Trains go from Bergen to Oslo, and a large part of the railway line goes through Hordaland. Among the stations are Dale, Voss and Finse, the highest station on the line. Local trains stopping at all stations are fairly frequent between Bergen and Voss and have open seating. Express trains don't stop at all stations, and seats there are frequently reserved, especially on Fridays and Sundays you may have trouble getting a seat. Trains are operated by the Norwegian national rail company, NSB.
Passenger boats along the coast are an option, especially if you are visiting islands such as Stord. Even if you are travelling by road, chances are good that you will come to a stretch of water where there is no bridge, and you will need a car ferry to get across. The frequency varies considerably, car ferries are part of the Norwegian road infrastructure and are usually, but not always, fairly frequent. The fast passenger boats are not so frequent. Most boats are operated by the transportation company Tide and schedules can be obtained from their website (unfortunately, only in Norwegian) passenger boat schedules, ferry schedules.
If you need a bus, there are some express busses operated by NORWAY Bus express, and more local busses operated by Tide. Outside of Bergen and its vicinity you will probably find busses to be rather infrequent, but the network does cover most areas.
Where trains, boats and buses are not available, you will need to travel by car. Norwegian roads are frequently ridiculed for poor standards. The standard varies from location to location. As in the rest of Norway, renting a car is very expensive. However, as a car is needed to get to many rural areas, which are often the most interesting, renting one is still strongly recommended.
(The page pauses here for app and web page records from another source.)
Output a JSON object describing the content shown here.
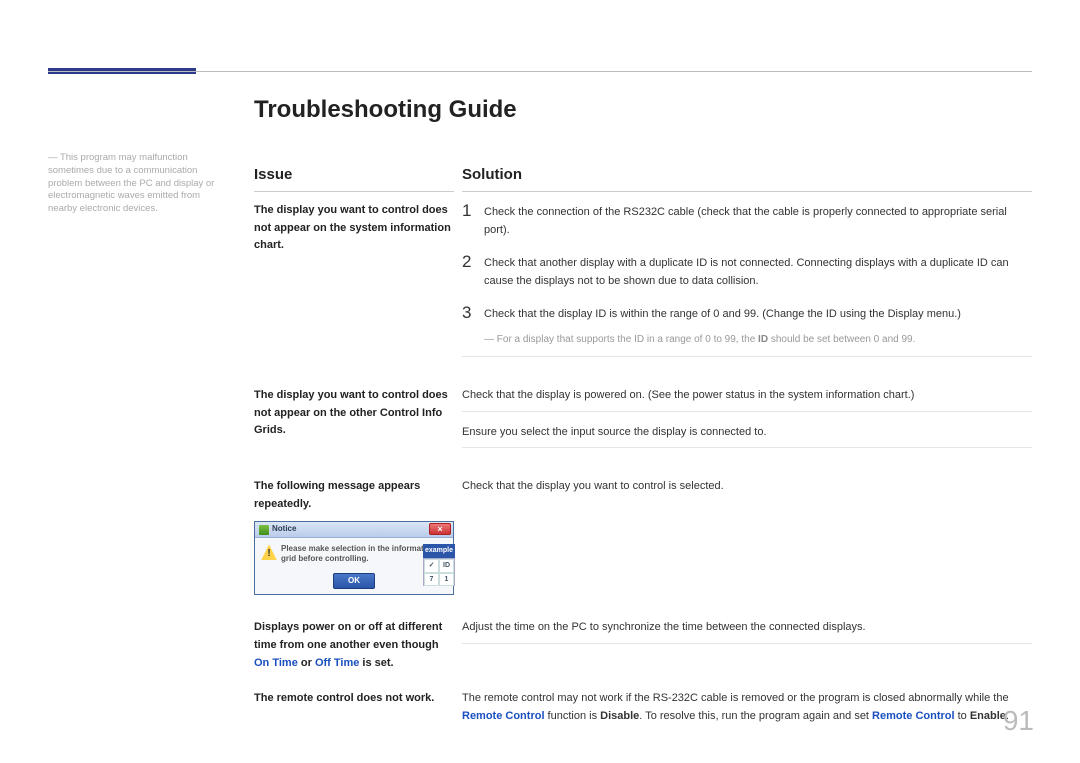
{
  "sidebar_note": "This program may malfunction sometimes due to a communication problem between the PC and display or electromagnetic waves emitted from nearby electronic devices.",
  "page_title": "Troubleshooting Guide",
  "headers": {
    "issue": "Issue",
    "solution": "Solution"
  },
  "row1": {
    "issue": "The display you want to control does not appear on the system information chart.",
    "s1": "Check the connection of the RS232C cable (check that the cable is properly connected to appropriate serial port).",
    "s2": "Check that another display with a duplicate ID is not connected. Connecting displays with a duplicate ID can cause the displays not to be shown due to data collision.",
    "s3": "Check that the display ID is within the range of 0 and 99. (Change the ID using the Display menu.)",
    "note_pre": "For a display that supports the ID in a range of 0 to 99, the ",
    "note_bold": "ID",
    "note_post": " should be set between 0 and 99."
  },
  "row2": {
    "issue": "The display you want to control does not appear on the other Control Info Grids.",
    "s1": "Check that the display is powered on. (See the power status in the system information chart.)",
    "s2": "Ensure you select the input source the display is connected to."
  },
  "row3": {
    "issue": "The following message appears repeatedly.",
    "solution": "Check that the display you want to control is selected.",
    "dialog": {
      "title": "Notice",
      "msg": "Please make selection in the information grid before controlling.",
      "ok": "OK",
      "example": "example",
      "g1": "✓",
      "g2": "ID",
      "g3": "7",
      "g4": "1"
    }
  },
  "row4": {
    "issue_pre": "Displays power on or off at different time from one another even though ",
    "issue_link1": "On Time",
    "issue_mid": " or ",
    "issue_link2": "Off Time",
    "issue_post": " is set.",
    "solution": "Adjust the time on the PC to synchronize the time between the connected displays."
  },
  "row5": {
    "issue": "The remote control does not work.",
    "s_pre": "The remote control may not work if the RS-232C cable is removed or the program is closed abnormally while the ",
    "s_link1": "Remote Control",
    "s_mid1": " function is ",
    "s_bold1": "Disable",
    "s_mid2": ". To resolve this, run the program again and set ",
    "s_link2": "Remote Control",
    "s_mid3": " to ",
    "s_bold2": "Enable",
    "s_post": "."
  },
  "page_number": "91"
}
All car rental companies present in Norway have offices in Bergen, at the airport and/or the city centre.